**Material to process:**
════════════════════

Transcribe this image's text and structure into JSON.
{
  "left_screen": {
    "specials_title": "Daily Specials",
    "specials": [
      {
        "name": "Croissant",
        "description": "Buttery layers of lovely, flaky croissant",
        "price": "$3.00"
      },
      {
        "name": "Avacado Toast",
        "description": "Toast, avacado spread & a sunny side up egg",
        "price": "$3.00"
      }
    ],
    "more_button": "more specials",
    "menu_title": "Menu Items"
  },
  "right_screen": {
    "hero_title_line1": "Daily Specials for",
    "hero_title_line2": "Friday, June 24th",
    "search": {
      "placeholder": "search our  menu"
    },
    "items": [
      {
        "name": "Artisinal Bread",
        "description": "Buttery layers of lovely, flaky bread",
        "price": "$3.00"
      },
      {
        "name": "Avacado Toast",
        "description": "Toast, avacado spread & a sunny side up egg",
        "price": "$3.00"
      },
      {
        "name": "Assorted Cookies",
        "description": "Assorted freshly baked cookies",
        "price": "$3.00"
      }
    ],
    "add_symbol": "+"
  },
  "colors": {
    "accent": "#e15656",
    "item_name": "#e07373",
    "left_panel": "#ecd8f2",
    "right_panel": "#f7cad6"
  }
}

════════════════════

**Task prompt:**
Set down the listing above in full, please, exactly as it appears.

**Exercise output:**
Transcribe this image's text and structure into JSON.
{
  "left_screen": {
    "specials_title": "Daily Specials",
    "specials": [
      {
        "name": "Croissant",
        "description": "Buttery layers of lovely, flaky croissant",
        "price": "$3.00"
      },
      {
        "name": "Avacado Toast",
        "description": "Toast, avacado spread & a sunny side up egg",
        "price": "$3.00"
      }
    ],
    "more_button": "more specials",
    "menu_title": "Menu Items"
  },
  "right_screen": {
    "hero_title_line1": "Daily Specials for",
    "hero_title_line2": "Friday, June 24th",
    "search": {
      "placeholder": "search our  menu"
    },
    "items": [
      {
        "name": "Artisinal Bread",
        "description": "Buttery layers of lovely, flaky bread",
        "price": "$3.00"
      },
      {
        "name": "Avacado Toast",
        "description": "Toast, avacado spread & a sunny side up egg",
        "price": "$3.00"
      },
      {
        "name": "Assorted Cookies",
        "description": "Assorted freshly baked cookies",
        "price": "$3.00"
      }
    ],
    "add_symbol": "+"
  },
  "colors": {
    "accent": "#e15656",
    "item_name": "#e07373",
    "left_panel": "#ecd8f2",
    "right_panel": "#f7cad6"
  }
}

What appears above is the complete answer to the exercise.